Exercise aim: Across the entries below, tally every line that holds the word "העסקה". Give only the tally.

Source records:
*** Begin section ***
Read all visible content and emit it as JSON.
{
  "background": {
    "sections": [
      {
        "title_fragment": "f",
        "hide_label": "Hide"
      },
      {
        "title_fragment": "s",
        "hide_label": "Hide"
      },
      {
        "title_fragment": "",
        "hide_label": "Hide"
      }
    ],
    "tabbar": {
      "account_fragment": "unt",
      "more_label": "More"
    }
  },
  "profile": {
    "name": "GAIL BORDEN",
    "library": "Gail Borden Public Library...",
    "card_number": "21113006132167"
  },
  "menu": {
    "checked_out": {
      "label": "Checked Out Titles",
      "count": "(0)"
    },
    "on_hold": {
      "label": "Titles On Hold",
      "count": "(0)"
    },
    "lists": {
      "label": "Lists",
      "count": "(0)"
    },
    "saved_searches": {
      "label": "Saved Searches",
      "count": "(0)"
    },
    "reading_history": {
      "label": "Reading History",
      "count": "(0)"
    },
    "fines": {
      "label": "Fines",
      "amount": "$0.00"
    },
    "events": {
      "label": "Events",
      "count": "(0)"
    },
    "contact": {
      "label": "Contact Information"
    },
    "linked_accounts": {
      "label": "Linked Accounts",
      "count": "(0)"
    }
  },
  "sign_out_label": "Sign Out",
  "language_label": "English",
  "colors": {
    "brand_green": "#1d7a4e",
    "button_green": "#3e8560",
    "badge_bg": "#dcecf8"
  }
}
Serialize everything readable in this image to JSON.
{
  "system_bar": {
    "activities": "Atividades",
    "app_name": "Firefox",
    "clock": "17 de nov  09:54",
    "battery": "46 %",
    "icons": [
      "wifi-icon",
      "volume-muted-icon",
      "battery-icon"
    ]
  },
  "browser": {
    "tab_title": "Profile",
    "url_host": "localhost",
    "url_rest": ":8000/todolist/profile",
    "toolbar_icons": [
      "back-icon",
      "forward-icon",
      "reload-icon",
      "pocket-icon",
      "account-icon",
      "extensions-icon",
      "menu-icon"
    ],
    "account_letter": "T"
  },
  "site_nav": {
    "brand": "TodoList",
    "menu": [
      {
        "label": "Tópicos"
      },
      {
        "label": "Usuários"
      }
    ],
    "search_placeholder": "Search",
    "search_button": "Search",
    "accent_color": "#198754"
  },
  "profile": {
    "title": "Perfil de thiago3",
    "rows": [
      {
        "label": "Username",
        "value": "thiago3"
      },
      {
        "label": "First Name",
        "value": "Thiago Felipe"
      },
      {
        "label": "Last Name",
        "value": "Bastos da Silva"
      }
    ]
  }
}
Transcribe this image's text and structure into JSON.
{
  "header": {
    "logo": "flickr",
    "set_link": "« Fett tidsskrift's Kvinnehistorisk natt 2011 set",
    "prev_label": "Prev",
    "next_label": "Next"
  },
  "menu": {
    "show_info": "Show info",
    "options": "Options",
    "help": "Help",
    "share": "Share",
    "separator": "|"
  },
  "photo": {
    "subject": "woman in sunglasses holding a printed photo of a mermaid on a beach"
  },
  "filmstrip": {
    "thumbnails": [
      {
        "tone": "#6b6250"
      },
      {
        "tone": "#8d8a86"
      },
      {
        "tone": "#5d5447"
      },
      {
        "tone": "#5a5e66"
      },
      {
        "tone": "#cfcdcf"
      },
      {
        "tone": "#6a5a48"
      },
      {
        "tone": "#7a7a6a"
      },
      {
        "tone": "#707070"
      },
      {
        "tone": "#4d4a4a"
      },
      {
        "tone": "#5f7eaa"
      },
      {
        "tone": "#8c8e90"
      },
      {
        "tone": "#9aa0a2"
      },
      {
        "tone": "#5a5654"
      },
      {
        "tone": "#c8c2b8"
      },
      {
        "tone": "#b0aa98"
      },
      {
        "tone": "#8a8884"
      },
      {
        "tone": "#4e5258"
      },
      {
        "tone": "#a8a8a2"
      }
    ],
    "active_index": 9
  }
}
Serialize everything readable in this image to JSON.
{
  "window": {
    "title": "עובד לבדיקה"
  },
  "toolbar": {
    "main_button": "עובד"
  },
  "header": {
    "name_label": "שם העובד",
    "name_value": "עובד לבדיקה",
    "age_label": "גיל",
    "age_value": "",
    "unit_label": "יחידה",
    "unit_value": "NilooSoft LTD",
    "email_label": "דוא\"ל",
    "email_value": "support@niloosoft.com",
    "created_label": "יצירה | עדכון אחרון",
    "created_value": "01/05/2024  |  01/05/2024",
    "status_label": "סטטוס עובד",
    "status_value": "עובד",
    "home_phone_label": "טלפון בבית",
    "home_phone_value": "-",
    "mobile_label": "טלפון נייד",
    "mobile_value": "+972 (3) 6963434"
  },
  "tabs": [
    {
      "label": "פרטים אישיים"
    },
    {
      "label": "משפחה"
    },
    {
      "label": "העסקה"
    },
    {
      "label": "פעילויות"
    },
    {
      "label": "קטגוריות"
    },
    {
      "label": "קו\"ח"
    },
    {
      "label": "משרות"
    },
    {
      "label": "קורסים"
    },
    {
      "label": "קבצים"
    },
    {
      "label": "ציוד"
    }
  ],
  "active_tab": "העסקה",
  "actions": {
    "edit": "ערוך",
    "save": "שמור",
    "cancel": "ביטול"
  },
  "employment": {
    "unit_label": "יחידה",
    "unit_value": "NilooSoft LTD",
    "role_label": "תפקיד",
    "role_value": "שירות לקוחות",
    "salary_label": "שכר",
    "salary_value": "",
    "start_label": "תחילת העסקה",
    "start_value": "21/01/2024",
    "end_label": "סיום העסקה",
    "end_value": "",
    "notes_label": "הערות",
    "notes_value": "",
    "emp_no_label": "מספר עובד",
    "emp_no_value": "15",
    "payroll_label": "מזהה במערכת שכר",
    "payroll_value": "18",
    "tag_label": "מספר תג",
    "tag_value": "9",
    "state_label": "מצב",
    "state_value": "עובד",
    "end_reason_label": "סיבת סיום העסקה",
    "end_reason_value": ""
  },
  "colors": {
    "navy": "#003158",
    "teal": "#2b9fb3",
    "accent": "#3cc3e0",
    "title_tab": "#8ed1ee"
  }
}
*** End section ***
Output for this task: 5